The continent may have more to fear from American foreign policy than from Russianby / November 9, 2016 / Leave a comment
Had Hillary Clinton become the 45th president of The United States of America, it would all have been so simple. She would have been a president who had been part of the institutional furniture for 30 years who was never knowingly caught without a policy—on anything—and would have slipped easily into the established assumptions of global strategic calculus. But she didn’t, and now we’re in uncharted territory.
As Donald Rumsfeld would enjoin us to do, let’s look at the known knowns as we try to find our way. The first of those when we consider the defence of Europe is that we face a revanchist Russia in the middle of a programme to update both its conventional and nuclear military inventories. A Russia, moreover, that has annexed The Crimea, intervened in Syria and de-stabilised Ukraine.

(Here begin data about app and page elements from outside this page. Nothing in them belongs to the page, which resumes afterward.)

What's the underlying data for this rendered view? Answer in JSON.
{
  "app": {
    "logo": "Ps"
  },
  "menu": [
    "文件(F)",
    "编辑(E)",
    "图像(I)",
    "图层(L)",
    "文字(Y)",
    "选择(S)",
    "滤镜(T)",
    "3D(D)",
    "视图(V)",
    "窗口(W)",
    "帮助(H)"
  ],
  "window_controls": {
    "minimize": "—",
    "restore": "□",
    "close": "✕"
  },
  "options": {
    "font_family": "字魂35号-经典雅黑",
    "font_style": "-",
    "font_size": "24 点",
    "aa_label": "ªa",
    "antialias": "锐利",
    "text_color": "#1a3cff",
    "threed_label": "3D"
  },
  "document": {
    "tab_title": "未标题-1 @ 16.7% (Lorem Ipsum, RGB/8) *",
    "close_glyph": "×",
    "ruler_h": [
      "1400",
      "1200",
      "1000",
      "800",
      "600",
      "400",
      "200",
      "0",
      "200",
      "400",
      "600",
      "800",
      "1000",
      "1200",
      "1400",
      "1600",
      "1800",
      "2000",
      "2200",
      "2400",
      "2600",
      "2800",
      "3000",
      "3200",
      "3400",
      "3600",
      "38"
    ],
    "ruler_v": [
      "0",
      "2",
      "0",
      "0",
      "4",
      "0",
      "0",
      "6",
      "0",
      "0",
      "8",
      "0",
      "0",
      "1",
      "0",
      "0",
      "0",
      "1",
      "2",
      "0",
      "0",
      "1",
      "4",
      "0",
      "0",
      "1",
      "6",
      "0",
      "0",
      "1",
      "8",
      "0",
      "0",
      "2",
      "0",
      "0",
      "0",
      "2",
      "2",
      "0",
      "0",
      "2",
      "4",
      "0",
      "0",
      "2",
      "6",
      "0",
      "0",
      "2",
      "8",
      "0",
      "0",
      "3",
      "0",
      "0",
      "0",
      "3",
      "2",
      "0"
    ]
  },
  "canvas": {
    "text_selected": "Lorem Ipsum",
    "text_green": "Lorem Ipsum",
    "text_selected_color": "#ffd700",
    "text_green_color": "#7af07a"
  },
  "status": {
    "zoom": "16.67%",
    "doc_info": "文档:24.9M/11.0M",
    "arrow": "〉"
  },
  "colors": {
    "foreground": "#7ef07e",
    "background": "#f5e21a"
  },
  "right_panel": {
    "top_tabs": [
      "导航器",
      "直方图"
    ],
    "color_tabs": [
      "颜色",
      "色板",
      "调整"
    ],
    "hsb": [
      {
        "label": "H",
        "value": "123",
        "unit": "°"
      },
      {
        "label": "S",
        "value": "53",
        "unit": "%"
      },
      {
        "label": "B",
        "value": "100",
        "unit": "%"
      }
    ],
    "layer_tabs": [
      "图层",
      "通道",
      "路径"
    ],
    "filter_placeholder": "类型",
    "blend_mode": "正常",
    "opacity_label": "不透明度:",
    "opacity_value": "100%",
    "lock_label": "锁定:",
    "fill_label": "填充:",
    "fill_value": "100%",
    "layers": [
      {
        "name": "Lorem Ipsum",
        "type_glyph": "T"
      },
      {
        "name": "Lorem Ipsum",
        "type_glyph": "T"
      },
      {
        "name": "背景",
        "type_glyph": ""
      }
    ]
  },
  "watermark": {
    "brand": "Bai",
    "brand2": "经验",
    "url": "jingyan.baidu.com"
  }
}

Yet closer examination reveals each of these to be precisely calibrated adventures designed to test western—essentially American—resolve but not to provoke a response. The annexation of The Crimea was a return to the territorial status quo ante and wrapped in a cloak of consensual politics. In Syria, the Russians have applied just enough force to make a difference but not enough to imply any enduring commitment. However, it is in Ukraine that we see the most instructive insights. Russia has avoided conventional confrontation and shown remarkable invention in coming up with what has now entered the lexicon as hybrid warfare. Unattributable operations conducted by ubiquitous “little green men” wearing neither rank nor insignia, backed by cyber attacks against infrastructure and a shrill media campaign have combined to disorient legitimate government but not pose a direct military threat. There is a temptation to see Russian actions as uncharacteristically subtle, but surely there is a simpler explanation: for all its stridency, it is an expression of weakness.
Quite simply, for as long as America offers a security guarantee to Europe, through the agency of NATO, Russia can huff and puff but it knows that its reduced economic circumstances means that it can never contemplate a conventional conflict that it could not sustain. For all its cleverness, hybrid warfare is a doctrine of the dispossessed and it could not prevail against the strategic certitude of American power.
So much for the known knowns—what about the known unknowns, foremost amongst which is Trump and foreign policy? We know that the President Elect dislikes freeloading foreigners and we also know—thanks to Gideon Rachman’s latest book: Easternisation—that in 2000 America accounted for about 50 per cent of NATO spending, a total that had risen to 70 per cent by 2012. So if the recurring Trump campaign themes of nationalism, protectionism and charity beginning at home are to find any expression in foreign policy then an obvious place to start would be in demanding that the decadent and complacent Europeans stump up for their own defence, or face the consequences.
In many ways the US constitution is designed for Trump. The checks and balances to executive power were designed to limit monarchical excess and may face their greatest test during his incumbency. But as it stands today, Europe may have more to fear from American foreign policy than from Russian, and we haven’t even got on to the unknown unknowns yet.